What the exercise asks: The material must be copied out exactly, line for line.
==================================================
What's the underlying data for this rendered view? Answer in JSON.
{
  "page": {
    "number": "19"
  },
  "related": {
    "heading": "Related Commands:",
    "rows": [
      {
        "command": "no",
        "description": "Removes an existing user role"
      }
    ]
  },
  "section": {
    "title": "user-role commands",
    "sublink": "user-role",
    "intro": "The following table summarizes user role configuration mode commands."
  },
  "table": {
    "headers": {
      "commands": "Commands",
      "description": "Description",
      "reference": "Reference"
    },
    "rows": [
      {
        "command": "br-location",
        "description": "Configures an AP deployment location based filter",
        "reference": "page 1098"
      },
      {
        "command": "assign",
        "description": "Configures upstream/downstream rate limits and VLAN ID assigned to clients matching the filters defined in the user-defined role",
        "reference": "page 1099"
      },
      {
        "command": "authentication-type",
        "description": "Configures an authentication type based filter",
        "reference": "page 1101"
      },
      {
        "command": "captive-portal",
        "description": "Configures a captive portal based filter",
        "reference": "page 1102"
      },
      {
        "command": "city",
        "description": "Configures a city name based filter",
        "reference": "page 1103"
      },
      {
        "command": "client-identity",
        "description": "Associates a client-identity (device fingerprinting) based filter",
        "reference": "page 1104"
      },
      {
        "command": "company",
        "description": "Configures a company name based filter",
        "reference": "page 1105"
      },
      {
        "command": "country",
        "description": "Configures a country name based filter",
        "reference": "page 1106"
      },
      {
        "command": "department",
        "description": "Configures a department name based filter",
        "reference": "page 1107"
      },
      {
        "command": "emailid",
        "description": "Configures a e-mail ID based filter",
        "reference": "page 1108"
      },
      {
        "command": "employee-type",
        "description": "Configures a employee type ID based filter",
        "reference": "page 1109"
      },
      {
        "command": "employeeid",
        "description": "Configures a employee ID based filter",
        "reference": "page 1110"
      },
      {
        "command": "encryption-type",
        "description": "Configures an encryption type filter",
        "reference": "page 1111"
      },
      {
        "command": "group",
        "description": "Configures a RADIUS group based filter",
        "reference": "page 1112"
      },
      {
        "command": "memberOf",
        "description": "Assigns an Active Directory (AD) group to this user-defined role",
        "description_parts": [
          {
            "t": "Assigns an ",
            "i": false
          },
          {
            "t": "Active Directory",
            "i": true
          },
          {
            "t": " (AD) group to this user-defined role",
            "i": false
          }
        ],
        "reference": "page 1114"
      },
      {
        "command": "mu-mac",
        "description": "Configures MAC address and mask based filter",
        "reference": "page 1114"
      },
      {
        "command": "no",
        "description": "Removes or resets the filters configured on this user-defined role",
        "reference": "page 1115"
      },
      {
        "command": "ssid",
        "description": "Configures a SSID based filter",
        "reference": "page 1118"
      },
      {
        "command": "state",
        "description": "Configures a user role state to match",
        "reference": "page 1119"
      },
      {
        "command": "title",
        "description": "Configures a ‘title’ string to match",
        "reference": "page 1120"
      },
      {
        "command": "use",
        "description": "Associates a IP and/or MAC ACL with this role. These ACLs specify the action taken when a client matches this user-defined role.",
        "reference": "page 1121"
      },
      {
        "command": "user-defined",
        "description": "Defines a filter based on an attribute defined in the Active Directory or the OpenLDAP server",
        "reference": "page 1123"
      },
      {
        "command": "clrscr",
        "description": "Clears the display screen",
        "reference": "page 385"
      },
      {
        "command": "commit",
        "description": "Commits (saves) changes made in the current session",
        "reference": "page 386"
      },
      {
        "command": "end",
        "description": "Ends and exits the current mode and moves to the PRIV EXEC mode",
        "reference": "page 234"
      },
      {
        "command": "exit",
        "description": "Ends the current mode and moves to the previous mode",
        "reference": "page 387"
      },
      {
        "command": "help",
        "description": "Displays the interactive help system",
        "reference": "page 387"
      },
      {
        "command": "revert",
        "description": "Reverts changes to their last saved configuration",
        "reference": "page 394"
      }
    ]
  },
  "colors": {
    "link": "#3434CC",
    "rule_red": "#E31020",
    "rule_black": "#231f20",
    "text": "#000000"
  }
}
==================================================
Result:
What's the underlying data for this rendered view? Answer in JSON.
{
  "page": {
    "number": "19"
  },
  "related": {
    "heading": "Related Commands:",
    "rows": [
      {
        "command": "no",
        "description": "Removes an existing user role"
      }
    ]
  },
  "section": {
    "title": "user-role commands",
    "sublink": "user-role",
    "intro": "The following table summarizes user role configuration mode commands."
  },
  "table": {
    "headers": {
      "commands": "Commands",
      "description": "Description",
      "reference": "Reference"
    },
    "rows": [
      {
        "command": "br-location",
        "description": "Configures an AP deployment location based filter",
        "reference": "page 1098"
      },
      {
        "command": "assign",
        "description": "Configures upstream/downstream rate limits and VLAN ID assigned to clients matching the filters defined in the user-defined role",
        "reference": "page 1099"
      },
      {
        "command": "authentication-type",
        "description": "Configures an authentication type based filter",
        "reference": "page 1101"
      },
      {
        "command": "captive-portal",
        "description": "Configures a captive portal based filter",
        "reference": "page 1102"
      },
      {
        "command": "city",
        "description": "Configures a city name based filter",
        "reference": "page 1103"
      },
      {
        "command": "client-identity",
        "description": "Associates a client-identity (device fingerprinting) based filter",
        "reference": "page 1104"
      },
      {
        "command": "company",
        "description": "Configures a company name based filter",
        "reference": "page 1105"
      },
      {
        "command": "country",
        "description": "Configures a country name based filter",
        "reference": "page 1106"
      },
      {
        "command": "department",
        "description": "Configures a department name based filter",
        "reference": "page 1107"
      },
      {
        "command": "emailid",
        "description": "Configures a e-mail ID based filter",
        "reference": "page 1108"
      },
      {
        "command": "employee-type",
        "description": "Configures a employee type ID based filter",
        "reference": "page 1109"
      },
      {
        "command": "employeeid",
        "description": "Configures a employee ID based filter",
        "reference": "page 1110"
      },
      {
        "command": "encryption-type",
        "description": "Configures an encryption type filter",
        "reference": "page 1111"
      },
      {
        "command": "group",
        "description": "Configures a RADIUS group based filter",
        "reference": "page 1112"
      },
      {
        "command": "memberOf",
        "description": "Assigns an Active Directory (AD) group to this user-defined role",
        "description_parts": [
          {
            "t": "Assigns an ",
            "i": false
          },
          {
            "t": "Active Directory",
            "i": true
          },
          {
            "t": " (AD) group to this user-defined role",
            "i": false
          }
        ],
        "reference": "page 1114"
      },
      {
        "command": "mu-mac",
        "description": "Configures MAC address and mask based filter",
        "reference": "page 1114"
      },
      {
        "command": "no",
        "description": "Removes or resets the filters configured on this user-defined role",
        "reference": "page 1115"
      },
      {
        "command": "ssid",
        "description": "Configures a SSID based filter",
        "reference": "page 1118"
      },
      {
        "command": "state",
        "description": "Configures a user role state to match",
        "reference": "page 1119"
      },
      {
        "command": "title",
        "description": "Configures a ‘title’ string to match",
        "reference": "page 1120"
      },
      {
        "command": "use",
        "description": "Associates a IP and/or MAC ACL with this role. These ACLs specify the action taken when a client matches this user-defined role.",
        "reference": "page 1121"
      },
      {
        "command": "user-defined",
        "description": "Defines a filter based on an attribute defined in the Active Directory or the OpenLDAP server",
        "reference": "page 1123"
      },
      {
        "command": "clrscr",
        "description": "Clears the display screen",
        "reference": "page 385"
      },
      {
        "command": "commit",
        "description": "Commits (saves) changes made in the current session",
        "reference": "page 386"
      },
      {
        "command": "end",
        "description": "Ends and exits the current mode and moves to the PRIV EXEC mode",
        "reference": "page 234"
      },
      {
        "command": "exit",
        "description": "Ends the current mode and moves to the previous mode",
        "reference": "page 387"
      },
      {
        "command": "help",
        "description": "Displays the interactive help system",
        "reference": "page 387"
      },
      {
        "command": "revert",
        "description": "Reverts changes to their last saved configuration",
        "reference": "page 394"
      }
    ]
  },
  "colors": {
    "link": "#3434CC",
    "rule_red": "#E31020",
    "rule_black": "#231f20",
    "text": "#000000"
  }
}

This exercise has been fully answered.